Work request> In the entries that follow, count each line containing "favColor" and state the total, nothing more.
---------- Available records
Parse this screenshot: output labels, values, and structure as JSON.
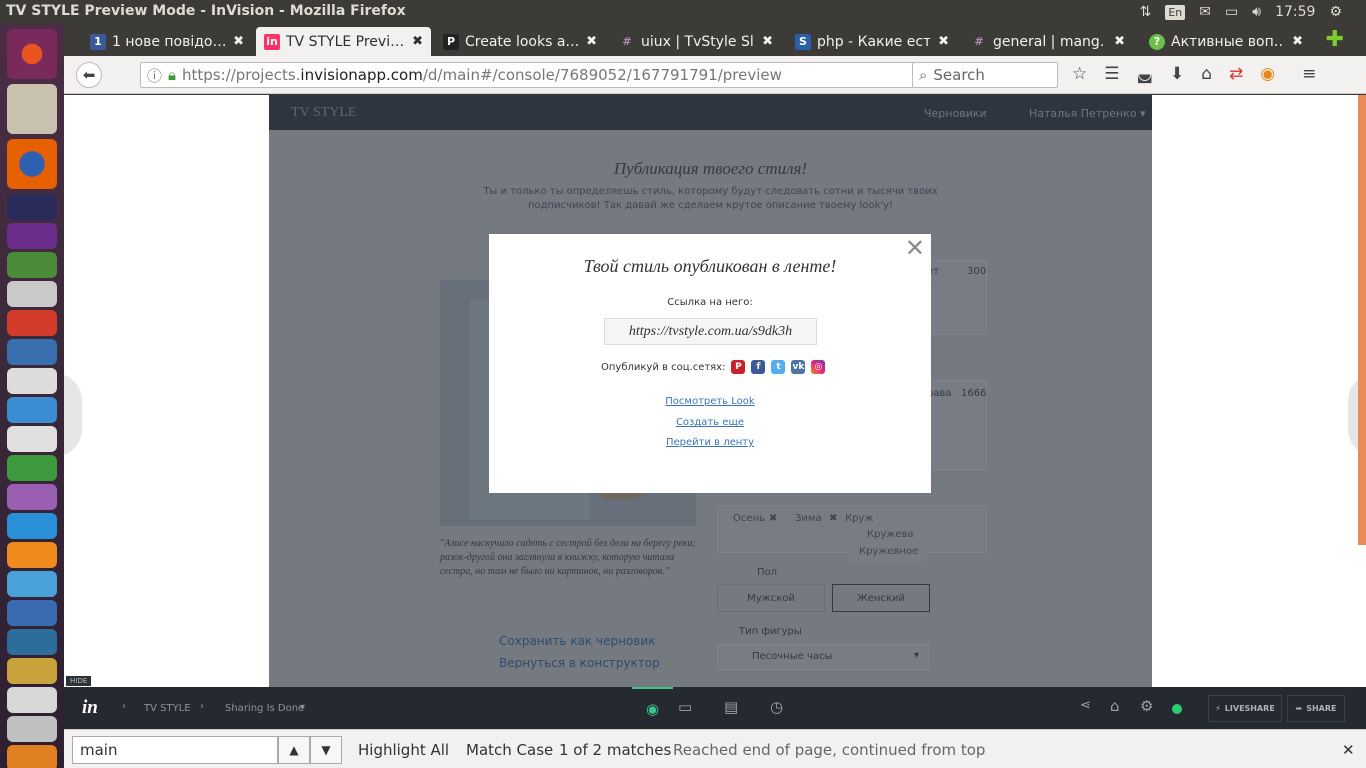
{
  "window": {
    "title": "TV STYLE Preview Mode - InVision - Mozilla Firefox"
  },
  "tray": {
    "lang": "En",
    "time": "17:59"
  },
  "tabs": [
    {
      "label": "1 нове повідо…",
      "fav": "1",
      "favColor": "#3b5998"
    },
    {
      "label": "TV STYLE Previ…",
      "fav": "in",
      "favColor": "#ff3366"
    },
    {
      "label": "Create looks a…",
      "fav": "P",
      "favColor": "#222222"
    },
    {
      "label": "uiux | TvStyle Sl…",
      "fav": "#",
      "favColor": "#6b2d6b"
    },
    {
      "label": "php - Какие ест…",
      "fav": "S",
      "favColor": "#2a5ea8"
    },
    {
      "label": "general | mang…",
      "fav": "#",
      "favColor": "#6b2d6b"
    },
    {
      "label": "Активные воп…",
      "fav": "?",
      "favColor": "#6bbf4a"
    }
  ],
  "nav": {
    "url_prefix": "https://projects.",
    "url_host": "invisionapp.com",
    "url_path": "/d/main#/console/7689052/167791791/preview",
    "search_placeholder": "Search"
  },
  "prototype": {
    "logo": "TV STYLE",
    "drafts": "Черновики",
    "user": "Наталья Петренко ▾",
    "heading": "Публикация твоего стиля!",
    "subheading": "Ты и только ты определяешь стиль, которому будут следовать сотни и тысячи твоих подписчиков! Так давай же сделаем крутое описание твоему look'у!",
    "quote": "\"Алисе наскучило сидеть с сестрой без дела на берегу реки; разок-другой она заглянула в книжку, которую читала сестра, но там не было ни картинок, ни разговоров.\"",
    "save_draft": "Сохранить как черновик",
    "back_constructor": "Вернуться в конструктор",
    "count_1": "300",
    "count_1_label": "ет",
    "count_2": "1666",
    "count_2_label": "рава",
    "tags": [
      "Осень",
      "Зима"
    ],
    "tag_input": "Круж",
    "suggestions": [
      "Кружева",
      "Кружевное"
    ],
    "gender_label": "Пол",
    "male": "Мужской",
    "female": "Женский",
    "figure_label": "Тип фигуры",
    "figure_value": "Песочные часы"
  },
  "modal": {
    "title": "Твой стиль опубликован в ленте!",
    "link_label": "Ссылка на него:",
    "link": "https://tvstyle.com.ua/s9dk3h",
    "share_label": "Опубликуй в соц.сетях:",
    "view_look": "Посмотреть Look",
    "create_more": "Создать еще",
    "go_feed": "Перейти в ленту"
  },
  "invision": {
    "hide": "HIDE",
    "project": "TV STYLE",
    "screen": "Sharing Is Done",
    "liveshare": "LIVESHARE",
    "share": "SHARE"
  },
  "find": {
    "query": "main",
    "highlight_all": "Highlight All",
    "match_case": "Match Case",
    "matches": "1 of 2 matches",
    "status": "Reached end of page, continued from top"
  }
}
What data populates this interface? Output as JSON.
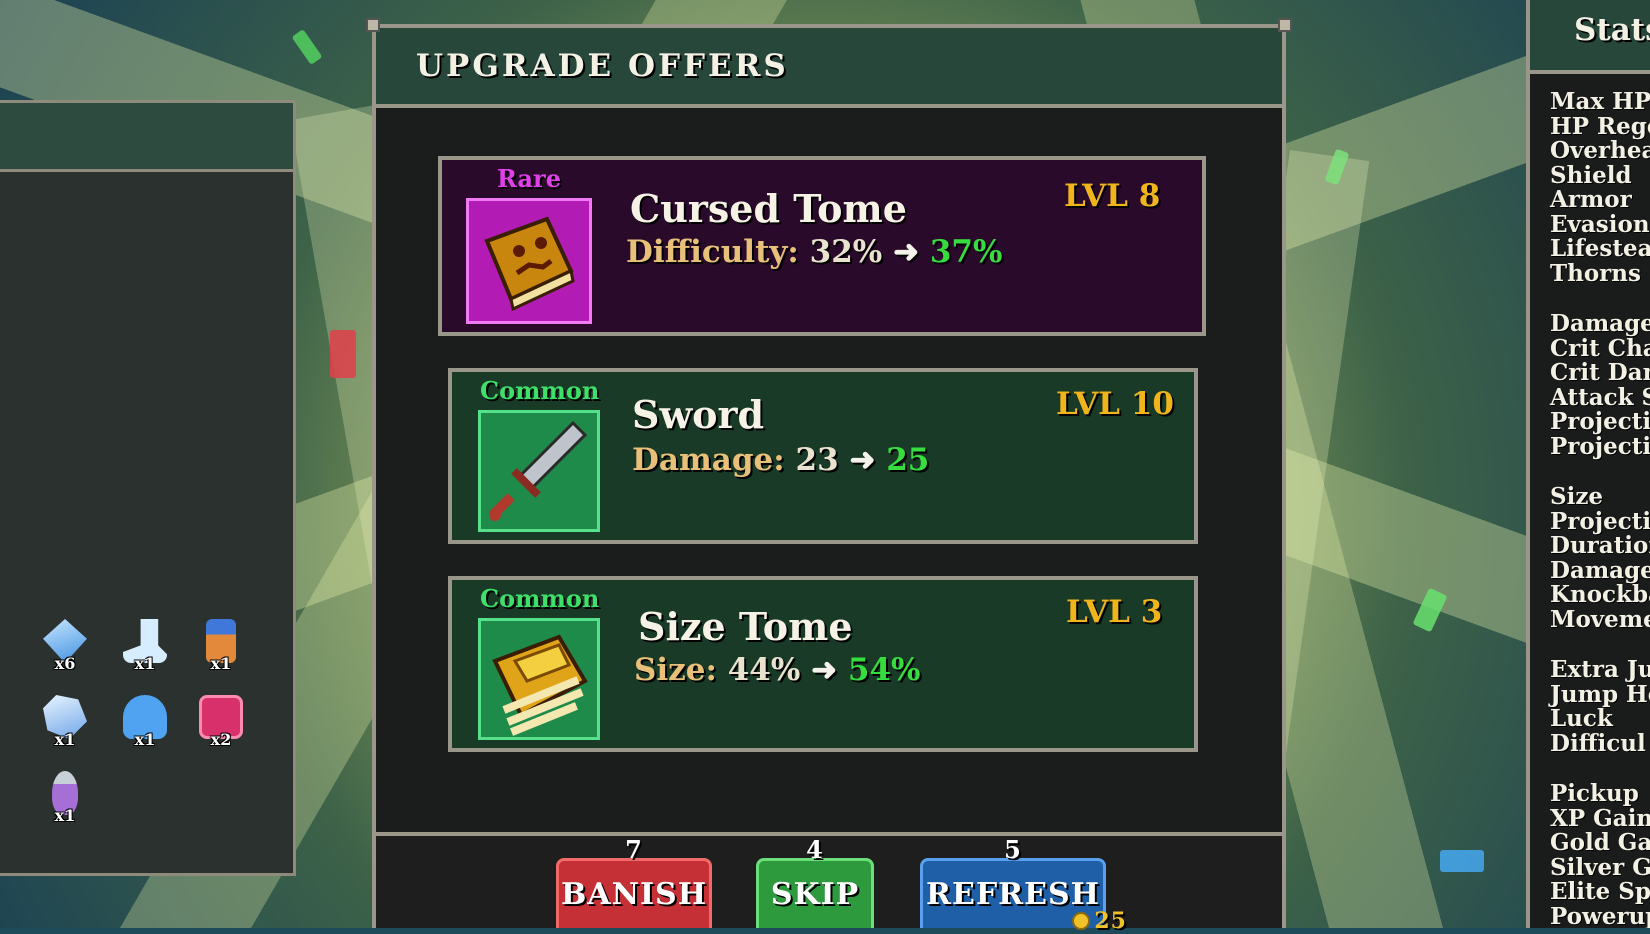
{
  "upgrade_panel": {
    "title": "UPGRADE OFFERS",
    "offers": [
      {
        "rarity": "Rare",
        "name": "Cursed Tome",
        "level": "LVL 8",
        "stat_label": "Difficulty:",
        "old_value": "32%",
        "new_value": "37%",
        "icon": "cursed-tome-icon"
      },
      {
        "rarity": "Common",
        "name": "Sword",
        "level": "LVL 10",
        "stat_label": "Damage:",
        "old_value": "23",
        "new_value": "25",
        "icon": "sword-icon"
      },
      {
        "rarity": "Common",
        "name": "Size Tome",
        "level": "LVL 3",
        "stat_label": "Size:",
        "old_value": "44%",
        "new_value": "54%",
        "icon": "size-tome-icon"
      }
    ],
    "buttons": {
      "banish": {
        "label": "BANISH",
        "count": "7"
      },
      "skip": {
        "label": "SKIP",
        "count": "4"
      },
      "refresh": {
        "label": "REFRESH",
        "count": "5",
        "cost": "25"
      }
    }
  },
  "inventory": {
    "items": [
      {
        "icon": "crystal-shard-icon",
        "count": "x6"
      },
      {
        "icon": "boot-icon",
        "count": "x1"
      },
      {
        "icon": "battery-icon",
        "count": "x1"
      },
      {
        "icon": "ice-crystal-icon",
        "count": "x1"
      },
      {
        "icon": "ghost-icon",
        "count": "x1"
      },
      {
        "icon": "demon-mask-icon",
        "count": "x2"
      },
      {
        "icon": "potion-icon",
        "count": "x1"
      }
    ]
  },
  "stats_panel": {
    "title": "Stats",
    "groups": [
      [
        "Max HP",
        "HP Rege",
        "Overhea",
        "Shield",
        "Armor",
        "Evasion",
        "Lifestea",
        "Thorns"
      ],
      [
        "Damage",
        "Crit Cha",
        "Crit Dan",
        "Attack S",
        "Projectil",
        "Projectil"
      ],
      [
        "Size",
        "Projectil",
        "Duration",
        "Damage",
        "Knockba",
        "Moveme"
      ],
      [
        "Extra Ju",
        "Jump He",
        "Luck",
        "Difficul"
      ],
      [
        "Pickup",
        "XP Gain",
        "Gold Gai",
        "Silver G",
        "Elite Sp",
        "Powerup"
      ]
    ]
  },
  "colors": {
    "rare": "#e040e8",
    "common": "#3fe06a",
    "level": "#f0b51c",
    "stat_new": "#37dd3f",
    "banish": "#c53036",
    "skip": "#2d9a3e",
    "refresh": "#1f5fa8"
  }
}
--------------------
Task response> 7